DEC 6 Blogger Lamar White Jr. takes a look at the creepy effort over in Baton Rouge, wherein the southern, lily-white area of the city wants to secede from the union, er, create its own "city" and take all the really fat sales tax cows with it. Turns out the group campaigning for the move is a for-profit corporation, and Lamar says that means its effort won't pass legal muster.
DEC 6 Blogger Tom Aswell tells us about some fishiness he found in the state worker's comp office. There's some confusion about when one guy started working there, and there's also some involvement by a GOP lege from Hammond. It's all just another example of the Jindal administration's actions that "defy explanation," Aswell says.
DEC 6 Edwin Edwards may think it's possible he will be governor again, but columnist James Gill isn't so sure. Edwards would have to get a presidential pardon to run for governor -- unless he wants to wait until he's 99, Gill says. But even Edwards' many supporters should probably hope he doesn't get that, because there's no real chance he can win, Gill says.
DEC 6 Here's an interesting post on DIG Magazine for football history buffs. It's about the Pelican Bowl, the Bayou Classic and the history of black college football. It's a trip down memory lane and the story of a "mythical black college national crown." What killed it? Trying to compete with the Bayou Classic.
DEC 6 Nelson Mandela became famous while sitting in prison, where he was a symbol of apartheid. But his enduring legacy was his ability to forgive, to reach out a hand of peace to heal his country of division and oppression, and the Picayune talks about this aspect of his personality. The story also reminds us of the more light-hearted moments Louisiana shared with the former President of South Africa.
DEC 6 We've all been passed by a nut on the highway and assumed the driver was on drugs. Maybe that's not hyperbole: here's a story from the Picayune about a guy riding around with a meth lab in his back seat. One wonders if his insurance policy included coverage for random explosions.
DEC 6 Here's a new blog in the NOLA Defender; it's called Shift Change, and it's all about cocktails. This installment by Rhiannon Enlil focuses on the sazerac, the enigmatic cocktail made with absinthe. But Enlil also introduces herself, a long-time NOLA bartender who has "a lot of booze" in her house.
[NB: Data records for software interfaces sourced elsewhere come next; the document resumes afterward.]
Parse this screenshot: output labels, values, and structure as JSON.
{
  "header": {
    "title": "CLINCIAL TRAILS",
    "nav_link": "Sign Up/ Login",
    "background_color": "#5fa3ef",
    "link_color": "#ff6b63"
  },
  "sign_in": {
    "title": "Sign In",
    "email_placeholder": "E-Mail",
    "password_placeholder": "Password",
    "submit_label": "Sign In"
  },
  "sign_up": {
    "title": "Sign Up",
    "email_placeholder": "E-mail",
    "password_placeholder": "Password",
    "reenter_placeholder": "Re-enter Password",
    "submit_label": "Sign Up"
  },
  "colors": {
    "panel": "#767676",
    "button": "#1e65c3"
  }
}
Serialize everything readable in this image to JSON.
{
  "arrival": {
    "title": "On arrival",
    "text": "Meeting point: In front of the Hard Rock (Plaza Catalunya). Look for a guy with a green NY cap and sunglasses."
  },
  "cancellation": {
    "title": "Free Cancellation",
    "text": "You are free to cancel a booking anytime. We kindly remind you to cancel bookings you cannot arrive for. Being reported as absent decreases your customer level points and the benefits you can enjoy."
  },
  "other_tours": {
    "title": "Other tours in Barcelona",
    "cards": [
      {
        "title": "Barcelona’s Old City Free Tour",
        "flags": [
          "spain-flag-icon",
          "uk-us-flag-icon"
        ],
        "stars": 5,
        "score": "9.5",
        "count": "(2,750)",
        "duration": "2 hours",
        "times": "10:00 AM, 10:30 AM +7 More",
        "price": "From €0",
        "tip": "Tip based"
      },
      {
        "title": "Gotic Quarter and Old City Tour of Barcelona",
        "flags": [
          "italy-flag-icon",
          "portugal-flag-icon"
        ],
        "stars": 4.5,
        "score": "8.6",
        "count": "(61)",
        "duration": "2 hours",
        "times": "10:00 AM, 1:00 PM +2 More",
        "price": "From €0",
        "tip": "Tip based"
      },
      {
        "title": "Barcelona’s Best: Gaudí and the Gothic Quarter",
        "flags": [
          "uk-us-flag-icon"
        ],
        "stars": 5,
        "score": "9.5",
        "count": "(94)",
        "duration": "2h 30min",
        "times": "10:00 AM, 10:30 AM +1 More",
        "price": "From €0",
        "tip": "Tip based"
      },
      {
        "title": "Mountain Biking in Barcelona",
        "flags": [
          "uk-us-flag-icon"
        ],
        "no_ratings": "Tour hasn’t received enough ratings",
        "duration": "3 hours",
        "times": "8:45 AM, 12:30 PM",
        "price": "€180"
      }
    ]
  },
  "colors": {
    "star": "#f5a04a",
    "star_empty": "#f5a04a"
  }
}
Read the Flipping Paper!
Click Here for the Entire Print Version of IND Monthly